● Exercise details
Each line in the entries below that holds the word "JSON" belongs in the answer.
__________
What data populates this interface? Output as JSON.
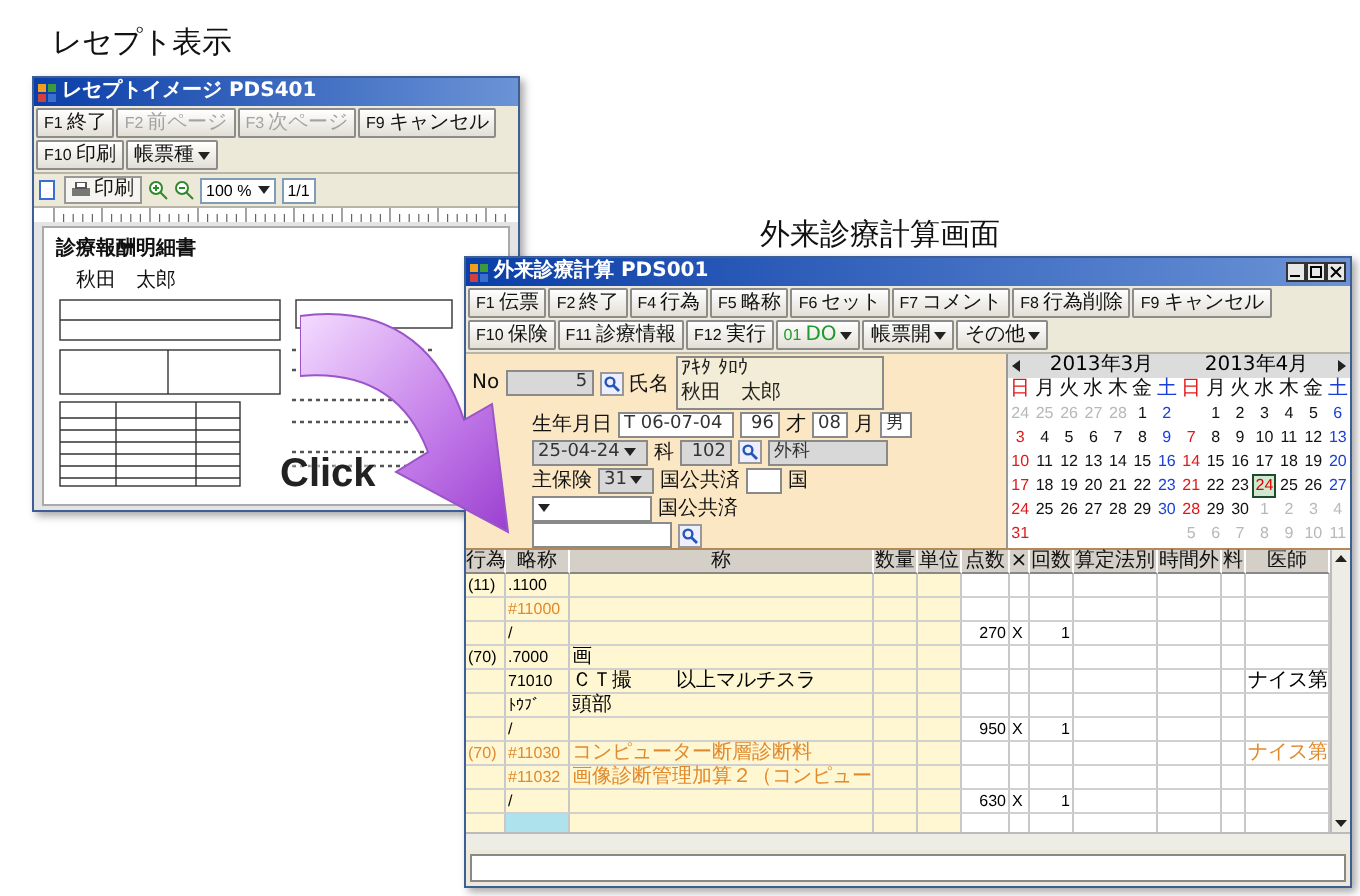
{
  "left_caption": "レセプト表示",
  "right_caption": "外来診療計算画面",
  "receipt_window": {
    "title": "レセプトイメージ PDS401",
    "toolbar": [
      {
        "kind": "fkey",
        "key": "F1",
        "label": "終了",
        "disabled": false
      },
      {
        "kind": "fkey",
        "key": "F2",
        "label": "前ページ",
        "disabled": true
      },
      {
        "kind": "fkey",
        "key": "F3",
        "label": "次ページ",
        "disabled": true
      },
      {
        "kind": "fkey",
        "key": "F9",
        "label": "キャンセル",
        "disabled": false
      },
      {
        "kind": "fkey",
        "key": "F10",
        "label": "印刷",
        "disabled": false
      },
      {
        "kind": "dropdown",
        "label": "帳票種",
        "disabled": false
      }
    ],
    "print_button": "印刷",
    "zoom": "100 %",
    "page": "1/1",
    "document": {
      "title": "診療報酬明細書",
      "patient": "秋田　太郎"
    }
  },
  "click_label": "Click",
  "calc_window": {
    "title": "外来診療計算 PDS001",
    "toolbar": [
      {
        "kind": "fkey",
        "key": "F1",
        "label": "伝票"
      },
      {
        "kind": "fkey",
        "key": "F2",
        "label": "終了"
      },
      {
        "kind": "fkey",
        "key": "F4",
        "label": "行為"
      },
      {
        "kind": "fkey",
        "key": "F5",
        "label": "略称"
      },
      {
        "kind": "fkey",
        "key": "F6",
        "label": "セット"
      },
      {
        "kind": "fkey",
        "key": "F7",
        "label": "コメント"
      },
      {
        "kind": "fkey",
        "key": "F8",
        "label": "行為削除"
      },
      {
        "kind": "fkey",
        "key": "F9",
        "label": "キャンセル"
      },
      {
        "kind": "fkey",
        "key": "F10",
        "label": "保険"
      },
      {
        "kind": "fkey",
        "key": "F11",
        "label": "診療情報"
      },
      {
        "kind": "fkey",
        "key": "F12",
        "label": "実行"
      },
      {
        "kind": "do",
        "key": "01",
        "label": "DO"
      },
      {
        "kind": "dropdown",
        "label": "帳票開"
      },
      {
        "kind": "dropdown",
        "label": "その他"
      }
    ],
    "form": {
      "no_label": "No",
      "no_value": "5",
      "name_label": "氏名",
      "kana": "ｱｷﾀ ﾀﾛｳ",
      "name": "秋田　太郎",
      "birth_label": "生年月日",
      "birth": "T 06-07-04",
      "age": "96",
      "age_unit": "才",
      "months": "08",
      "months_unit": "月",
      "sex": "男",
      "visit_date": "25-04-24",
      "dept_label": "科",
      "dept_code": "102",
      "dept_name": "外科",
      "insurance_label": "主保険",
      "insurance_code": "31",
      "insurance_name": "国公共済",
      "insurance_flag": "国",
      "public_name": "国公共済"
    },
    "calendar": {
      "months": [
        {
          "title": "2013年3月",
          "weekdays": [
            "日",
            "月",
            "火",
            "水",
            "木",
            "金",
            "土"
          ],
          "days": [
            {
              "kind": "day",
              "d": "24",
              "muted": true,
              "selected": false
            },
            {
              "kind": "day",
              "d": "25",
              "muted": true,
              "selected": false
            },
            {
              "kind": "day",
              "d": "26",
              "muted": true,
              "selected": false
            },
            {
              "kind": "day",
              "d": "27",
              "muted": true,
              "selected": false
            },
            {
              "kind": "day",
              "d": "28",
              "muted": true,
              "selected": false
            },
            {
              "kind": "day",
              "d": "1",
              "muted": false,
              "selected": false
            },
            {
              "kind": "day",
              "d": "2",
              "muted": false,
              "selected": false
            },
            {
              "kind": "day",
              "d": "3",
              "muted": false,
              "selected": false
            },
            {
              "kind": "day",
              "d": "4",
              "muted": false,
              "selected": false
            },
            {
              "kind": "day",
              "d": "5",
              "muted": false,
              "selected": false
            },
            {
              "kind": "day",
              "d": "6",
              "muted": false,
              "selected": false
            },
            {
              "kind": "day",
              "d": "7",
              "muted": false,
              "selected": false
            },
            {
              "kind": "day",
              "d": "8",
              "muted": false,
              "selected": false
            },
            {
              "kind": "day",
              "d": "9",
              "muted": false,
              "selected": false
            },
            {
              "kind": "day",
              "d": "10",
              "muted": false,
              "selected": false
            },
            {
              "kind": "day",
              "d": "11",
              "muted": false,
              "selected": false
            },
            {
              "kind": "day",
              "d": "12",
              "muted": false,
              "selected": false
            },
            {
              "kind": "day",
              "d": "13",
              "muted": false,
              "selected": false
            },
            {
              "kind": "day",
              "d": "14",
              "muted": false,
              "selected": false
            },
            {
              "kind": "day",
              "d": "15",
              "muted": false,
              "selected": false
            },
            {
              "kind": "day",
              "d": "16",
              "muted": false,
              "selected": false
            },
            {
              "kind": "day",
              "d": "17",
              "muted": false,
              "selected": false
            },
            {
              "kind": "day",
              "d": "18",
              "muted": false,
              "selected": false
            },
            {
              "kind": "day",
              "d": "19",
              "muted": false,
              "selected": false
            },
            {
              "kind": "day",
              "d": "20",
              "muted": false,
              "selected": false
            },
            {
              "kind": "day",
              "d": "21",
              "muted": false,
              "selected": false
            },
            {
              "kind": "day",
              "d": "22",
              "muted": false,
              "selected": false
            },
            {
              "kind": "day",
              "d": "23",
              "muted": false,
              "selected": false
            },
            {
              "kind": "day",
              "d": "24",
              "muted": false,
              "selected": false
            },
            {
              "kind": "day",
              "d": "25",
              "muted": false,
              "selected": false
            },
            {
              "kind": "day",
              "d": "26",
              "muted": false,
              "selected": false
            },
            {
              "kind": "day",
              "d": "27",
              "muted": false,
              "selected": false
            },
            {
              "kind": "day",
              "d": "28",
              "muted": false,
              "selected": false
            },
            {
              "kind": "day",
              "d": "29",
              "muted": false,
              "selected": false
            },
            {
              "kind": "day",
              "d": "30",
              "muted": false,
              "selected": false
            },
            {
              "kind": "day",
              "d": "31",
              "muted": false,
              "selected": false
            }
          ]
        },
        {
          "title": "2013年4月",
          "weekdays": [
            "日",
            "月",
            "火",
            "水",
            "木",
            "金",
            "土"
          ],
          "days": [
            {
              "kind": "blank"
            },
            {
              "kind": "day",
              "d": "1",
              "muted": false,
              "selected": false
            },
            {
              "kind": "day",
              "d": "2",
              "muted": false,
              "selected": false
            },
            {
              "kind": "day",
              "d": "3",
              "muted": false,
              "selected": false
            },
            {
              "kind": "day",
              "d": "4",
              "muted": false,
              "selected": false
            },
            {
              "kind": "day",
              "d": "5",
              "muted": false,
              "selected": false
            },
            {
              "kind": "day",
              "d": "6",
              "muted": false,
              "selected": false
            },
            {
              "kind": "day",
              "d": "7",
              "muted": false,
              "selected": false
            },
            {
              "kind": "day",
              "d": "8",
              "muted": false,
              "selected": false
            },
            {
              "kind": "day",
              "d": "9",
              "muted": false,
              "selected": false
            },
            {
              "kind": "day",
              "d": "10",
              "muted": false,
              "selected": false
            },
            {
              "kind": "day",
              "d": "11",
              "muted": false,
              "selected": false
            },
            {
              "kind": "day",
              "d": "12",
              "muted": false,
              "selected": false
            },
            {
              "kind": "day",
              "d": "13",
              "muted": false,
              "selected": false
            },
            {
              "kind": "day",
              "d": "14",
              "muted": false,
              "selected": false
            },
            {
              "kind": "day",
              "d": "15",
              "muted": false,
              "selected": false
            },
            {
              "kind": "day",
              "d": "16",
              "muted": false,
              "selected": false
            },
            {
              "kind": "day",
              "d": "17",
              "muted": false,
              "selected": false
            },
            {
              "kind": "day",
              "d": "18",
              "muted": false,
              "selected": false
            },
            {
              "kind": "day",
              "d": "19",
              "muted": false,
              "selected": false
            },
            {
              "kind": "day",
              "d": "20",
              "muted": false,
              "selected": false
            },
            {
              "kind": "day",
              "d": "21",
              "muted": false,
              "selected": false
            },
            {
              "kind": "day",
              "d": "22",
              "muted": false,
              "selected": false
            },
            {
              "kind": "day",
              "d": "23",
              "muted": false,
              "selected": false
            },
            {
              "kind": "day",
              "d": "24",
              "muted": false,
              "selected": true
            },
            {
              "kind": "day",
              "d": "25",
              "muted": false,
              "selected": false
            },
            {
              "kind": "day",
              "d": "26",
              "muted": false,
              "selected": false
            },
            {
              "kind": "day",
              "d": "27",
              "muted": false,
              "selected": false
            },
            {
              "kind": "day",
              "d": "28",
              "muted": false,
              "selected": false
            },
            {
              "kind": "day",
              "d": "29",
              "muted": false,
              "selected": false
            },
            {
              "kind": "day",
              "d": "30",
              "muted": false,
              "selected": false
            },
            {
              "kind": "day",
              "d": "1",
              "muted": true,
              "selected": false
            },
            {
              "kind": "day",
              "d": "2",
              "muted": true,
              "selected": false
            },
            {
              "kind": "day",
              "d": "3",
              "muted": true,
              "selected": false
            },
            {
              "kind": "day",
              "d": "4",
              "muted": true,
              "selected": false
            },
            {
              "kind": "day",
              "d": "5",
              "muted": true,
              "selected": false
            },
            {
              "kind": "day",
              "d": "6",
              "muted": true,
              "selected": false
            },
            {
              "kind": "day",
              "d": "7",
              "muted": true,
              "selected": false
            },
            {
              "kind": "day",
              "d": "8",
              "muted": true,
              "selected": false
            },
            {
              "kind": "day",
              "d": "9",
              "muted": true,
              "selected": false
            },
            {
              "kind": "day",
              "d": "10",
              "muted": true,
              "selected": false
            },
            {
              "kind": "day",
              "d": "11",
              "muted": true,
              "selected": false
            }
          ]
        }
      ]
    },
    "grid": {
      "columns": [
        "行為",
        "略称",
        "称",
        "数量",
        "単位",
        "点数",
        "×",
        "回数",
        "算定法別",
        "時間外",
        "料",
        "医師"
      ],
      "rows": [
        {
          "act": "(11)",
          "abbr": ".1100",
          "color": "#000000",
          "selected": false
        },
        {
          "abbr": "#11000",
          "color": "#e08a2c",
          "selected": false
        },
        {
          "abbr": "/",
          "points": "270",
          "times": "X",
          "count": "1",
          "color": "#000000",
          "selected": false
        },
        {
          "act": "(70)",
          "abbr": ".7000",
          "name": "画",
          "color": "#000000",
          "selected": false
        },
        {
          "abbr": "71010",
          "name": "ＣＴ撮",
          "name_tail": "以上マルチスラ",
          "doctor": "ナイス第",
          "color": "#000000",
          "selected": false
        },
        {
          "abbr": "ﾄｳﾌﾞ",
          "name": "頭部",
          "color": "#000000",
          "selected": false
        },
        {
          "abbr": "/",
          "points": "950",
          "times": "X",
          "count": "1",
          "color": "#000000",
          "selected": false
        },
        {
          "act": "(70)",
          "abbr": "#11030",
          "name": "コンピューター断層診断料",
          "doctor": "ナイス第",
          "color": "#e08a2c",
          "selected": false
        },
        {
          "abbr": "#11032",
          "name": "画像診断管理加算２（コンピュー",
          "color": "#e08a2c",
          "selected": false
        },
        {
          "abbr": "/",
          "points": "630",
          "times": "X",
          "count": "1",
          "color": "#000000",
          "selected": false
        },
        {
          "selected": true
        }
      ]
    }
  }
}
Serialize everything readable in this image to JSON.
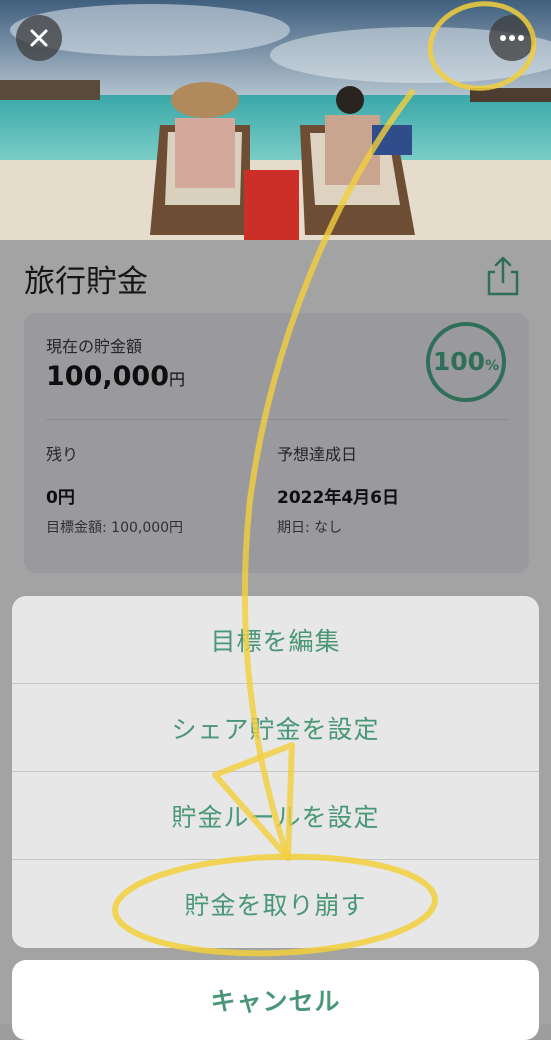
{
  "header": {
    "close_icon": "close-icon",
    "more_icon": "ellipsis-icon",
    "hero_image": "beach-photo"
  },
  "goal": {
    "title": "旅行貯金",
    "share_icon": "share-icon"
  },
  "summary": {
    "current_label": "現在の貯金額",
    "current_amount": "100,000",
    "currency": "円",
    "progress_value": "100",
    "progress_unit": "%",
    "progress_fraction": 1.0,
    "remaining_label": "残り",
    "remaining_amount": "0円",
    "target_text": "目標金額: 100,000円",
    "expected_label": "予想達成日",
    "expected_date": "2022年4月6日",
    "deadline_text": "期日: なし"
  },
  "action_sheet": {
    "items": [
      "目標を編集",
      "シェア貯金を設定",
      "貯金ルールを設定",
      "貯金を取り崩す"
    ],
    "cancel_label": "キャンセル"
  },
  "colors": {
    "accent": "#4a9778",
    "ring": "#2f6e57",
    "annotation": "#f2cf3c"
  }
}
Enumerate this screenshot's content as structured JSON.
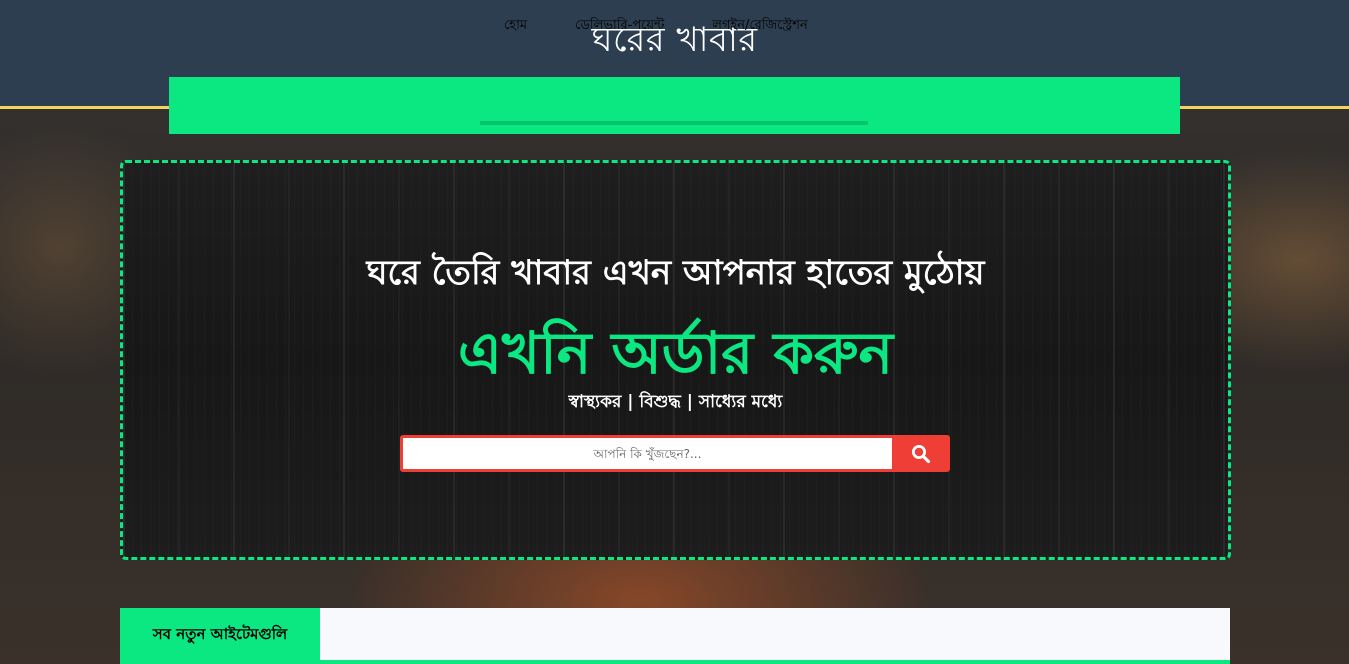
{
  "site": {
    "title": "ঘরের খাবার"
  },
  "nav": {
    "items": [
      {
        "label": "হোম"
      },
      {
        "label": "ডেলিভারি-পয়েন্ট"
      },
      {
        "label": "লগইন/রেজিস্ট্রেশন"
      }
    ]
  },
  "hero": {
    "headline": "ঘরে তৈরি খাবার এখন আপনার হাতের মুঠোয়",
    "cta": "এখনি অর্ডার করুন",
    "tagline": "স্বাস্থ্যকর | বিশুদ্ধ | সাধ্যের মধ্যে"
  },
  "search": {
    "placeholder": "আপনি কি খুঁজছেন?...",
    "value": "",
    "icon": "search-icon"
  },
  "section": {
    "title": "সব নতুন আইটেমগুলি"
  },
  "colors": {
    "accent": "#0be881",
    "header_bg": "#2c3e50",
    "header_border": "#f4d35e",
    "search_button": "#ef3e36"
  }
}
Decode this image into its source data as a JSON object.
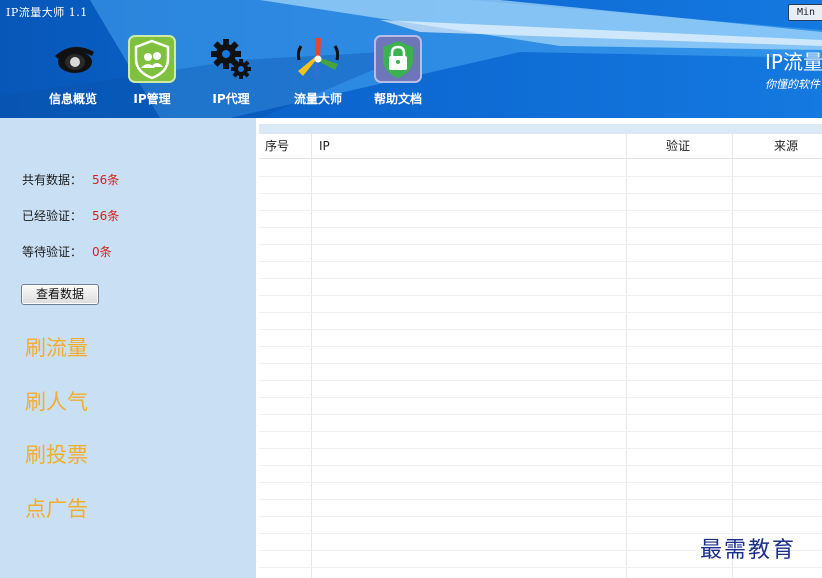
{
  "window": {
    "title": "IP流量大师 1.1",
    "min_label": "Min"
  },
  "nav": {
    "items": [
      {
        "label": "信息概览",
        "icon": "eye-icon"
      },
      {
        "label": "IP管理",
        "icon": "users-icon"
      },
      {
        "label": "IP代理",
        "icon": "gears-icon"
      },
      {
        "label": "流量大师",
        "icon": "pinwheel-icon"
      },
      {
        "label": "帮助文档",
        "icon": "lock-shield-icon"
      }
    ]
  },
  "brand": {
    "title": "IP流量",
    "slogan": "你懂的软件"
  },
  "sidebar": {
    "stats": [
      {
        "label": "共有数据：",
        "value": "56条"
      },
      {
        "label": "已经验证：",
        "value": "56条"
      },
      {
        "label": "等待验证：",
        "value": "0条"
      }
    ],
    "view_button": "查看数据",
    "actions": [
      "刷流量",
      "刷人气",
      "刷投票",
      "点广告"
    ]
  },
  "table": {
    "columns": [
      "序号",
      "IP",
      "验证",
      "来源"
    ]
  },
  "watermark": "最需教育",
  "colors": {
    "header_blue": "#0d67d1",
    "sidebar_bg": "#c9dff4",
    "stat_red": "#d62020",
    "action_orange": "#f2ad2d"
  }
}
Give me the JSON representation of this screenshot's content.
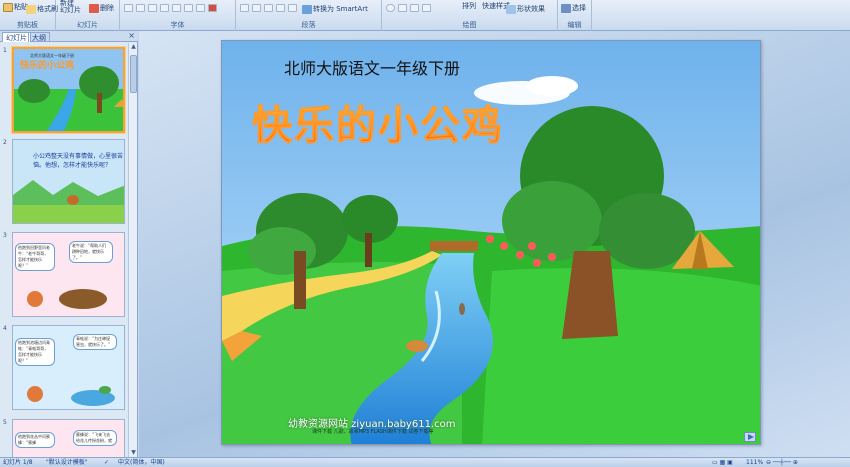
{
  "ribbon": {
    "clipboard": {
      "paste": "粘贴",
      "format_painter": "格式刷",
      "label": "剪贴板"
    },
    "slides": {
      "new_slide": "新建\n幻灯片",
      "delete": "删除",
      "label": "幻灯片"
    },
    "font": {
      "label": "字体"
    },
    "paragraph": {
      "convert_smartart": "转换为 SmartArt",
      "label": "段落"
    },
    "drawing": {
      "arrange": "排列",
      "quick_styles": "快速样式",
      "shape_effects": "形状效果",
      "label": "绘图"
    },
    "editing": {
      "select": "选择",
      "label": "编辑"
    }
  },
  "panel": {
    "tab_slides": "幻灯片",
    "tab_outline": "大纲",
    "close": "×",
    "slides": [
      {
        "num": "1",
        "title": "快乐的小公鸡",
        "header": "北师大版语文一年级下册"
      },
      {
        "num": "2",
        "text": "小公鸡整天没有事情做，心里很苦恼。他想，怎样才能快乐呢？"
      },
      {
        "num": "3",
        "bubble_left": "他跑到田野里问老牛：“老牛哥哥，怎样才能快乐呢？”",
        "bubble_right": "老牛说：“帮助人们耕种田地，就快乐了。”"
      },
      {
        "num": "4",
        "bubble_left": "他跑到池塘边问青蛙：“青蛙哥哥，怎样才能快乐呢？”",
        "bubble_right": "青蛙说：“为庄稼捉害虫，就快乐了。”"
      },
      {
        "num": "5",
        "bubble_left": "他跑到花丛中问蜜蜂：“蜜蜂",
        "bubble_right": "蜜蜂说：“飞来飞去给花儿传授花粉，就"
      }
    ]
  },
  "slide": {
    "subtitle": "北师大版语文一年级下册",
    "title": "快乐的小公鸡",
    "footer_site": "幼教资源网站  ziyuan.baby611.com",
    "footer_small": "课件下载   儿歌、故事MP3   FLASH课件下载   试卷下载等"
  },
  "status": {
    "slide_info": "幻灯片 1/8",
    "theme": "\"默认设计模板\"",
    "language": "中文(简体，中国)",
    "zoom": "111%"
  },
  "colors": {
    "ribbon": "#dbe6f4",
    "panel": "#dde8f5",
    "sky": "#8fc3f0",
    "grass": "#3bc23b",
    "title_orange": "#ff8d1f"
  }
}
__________
● Reply
What data populates this interface? Output as JSON.
Serialize everything readable in this image to JSON.
Enumerate this screenshot's content as structured JSON.
Decode this image into its source data as a JSON object.
Give me the JSON representation of this screenshot's content.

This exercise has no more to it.